GENEROSITY – I have been at her house to see her open her door wide to people in need. No matter if an arrival is unannounced or if it means re-evaluating food supplies or sleeping arrangements, she accommodates with grace and dignity. It is a gift rarer than the finest diamonds.
SELF-WITNESS – She has the ability to rise above herself, look down and sort life out from a higher perspective. This skill has led her to success in business and helped her to overcome tragic loss.
INTUITION – She seems to reach through the veil of the universe. She just knows things. Sometimes I have to do a double-take after hearing her insights.
LAUGHTER – She is fun. We laugh together a lot.
Her generosity means that saying “No” does not come naturally, but her self-witness is telling her that sometimes that’s exactly what she needs to start saying. She’s learning to listen to her intuition and to choose what serves her and what does not. Which activities, causes or people should she say no to because they drain her without ever giving back? Which activities, causes or people energize her or bring her laughter?
Maryanne is ever-evolving and choosinghow to spend her time and with whom to spend that time. Like Pokemon’s Pikachu saying “I choose you!”
I will be sixty in a few years too, so I’m also am developing the steely inner resolve that comes with the wisdom of age. I am more discerning about how I spend my days, and with whom. I am drawing firm boundaries around demands on my time. One thing I know: Time spent with Maryanne is time well spent. I choose her!
She inspires me to be a better person. I’m not Maryanne’s best friend, but I aim to be the best friend for her in certain circumstances. I hope I refill her well in some way and bring her laughter.
On her 60th birthday I asked myself, “What gift could I give to such a WOW person?” The only thing I could think of was to let her know this:
I didn’t even know such a bird existed, and I thought, “What if I was in the right place at the right time, and an olive-sided flycatcher alighted on a branch next to me? I wouldn’t appreciate it at all. I wouldn’t know that it was uncommon but fantastic!”
I experienced that uncomfortable feeling of being blind to something important, like when a person meets a celebrity but doesn’t recognize them, and afterwards someone says, “You know who that was, right?”
On my nature walks I could be rubbing shoulders with the bird equivalent of Tom Hanks or Helen Mirren and not even know it.

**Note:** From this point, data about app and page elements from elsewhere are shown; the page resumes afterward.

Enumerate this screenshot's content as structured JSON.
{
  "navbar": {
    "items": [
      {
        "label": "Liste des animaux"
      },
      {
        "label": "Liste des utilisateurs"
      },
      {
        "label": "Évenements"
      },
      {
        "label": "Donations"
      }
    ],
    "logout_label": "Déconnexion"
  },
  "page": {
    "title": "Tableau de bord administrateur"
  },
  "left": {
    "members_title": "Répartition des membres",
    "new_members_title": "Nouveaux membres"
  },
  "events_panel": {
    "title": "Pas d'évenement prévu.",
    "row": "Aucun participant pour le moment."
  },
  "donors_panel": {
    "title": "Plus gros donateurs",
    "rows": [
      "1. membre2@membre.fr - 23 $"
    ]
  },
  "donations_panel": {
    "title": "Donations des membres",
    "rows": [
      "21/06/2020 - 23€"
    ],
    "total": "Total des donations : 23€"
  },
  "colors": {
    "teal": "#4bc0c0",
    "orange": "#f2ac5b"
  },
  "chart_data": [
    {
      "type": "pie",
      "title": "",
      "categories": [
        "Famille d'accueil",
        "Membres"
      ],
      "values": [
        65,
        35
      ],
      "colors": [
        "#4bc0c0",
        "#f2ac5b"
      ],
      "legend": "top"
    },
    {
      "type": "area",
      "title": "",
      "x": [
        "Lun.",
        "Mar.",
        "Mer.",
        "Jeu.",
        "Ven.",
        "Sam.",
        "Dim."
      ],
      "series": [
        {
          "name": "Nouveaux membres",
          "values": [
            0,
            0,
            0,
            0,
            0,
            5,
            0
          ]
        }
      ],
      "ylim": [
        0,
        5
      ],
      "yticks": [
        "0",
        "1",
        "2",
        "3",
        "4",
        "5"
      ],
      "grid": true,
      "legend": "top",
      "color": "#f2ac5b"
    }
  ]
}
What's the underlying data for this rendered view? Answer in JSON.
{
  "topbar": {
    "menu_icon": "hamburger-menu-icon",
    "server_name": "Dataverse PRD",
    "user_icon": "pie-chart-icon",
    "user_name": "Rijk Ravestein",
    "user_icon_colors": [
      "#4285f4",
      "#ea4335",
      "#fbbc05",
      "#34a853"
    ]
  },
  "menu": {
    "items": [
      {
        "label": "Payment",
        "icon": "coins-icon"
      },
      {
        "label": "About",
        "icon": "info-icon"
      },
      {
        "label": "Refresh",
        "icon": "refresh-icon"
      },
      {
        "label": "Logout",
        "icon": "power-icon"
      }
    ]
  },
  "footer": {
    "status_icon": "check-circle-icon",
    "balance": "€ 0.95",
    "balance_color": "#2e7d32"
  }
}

I’m not sure there’s a resolution to my problem. I have enough going on in my life (too much), so I can’t add birding to the list. I will keep reading and learning though, in the hope that in future more uncommon but fantastic things will get the appreciation they deserve.